[THE DATA]

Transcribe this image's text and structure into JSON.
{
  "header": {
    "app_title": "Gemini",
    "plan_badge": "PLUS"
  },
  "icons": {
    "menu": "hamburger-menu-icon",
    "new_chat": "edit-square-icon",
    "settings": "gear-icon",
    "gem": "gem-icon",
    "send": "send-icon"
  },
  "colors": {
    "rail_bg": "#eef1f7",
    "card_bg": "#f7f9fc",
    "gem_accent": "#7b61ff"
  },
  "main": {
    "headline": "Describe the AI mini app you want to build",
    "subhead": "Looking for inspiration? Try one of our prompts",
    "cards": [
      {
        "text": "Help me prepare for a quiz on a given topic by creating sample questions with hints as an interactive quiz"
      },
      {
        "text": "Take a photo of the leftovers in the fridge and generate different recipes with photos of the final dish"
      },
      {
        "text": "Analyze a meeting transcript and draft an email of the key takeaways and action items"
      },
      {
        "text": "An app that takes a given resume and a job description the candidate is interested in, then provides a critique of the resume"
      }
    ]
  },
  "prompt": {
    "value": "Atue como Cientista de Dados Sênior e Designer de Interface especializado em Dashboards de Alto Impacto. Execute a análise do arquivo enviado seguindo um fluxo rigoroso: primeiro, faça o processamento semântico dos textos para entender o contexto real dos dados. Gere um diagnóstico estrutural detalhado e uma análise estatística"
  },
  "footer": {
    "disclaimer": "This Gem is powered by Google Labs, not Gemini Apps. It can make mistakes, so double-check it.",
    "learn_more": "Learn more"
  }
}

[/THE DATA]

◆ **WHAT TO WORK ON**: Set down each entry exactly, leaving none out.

◆ **EXPECTED ANSWER**:
Transcribe this image's text and structure into JSON.
{
  "header": {
    "app_title": "Gemini",
    "plan_badge": "PLUS"
  },
  "icons": {
    "menu": "hamburger-menu-icon",
    "new_chat": "edit-square-icon",
    "settings": "gear-icon",
    "gem": "gem-icon",
    "send": "send-icon"
  },
  "colors": {
    "rail_bg": "#eef1f7",
    "card_bg": "#f7f9fc",
    "gem_accent": "#7b61ff"
  },
  "main": {
    "headline": "Describe the AI mini app you want to build",
    "subhead": "Looking for inspiration? Try one of our prompts",
    "cards": [
      {
        "text": "Help me prepare for a quiz on a given topic by creating sample questions with hints as an interactive quiz"
      },
      {
        "text": "Take a photo of the leftovers in the fridge and generate different recipes with photos of the final dish"
      },
      {
        "text": "Analyze a meeting transcript and draft an email of the key takeaways and action items"
      },
      {
        "text": "An app that takes a given resume and a job description the candidate is interested in, then provides a critique of the resume"
      }
    ]
  },
  "prompt": {
    "value": "Atue como Cientista de Dados Sênior e Designer de Interface especializado em Dashboards de Alto Impacto. Execute a análise do arquivo enviado seguindo um fluxo rigoroso: primeiro, faça o processamento semântico dos textos para entender o contexto real dos dados. Gere um diagnóstico estrutural detalhado e uma análise estatística"
  },
  "footer": {
    "disclaimer": "This Gem is powered by Google Labs, not Gemini Apps. It can make mistakes, so double-check it.",
    "learn_more": "Learn more"
  }
}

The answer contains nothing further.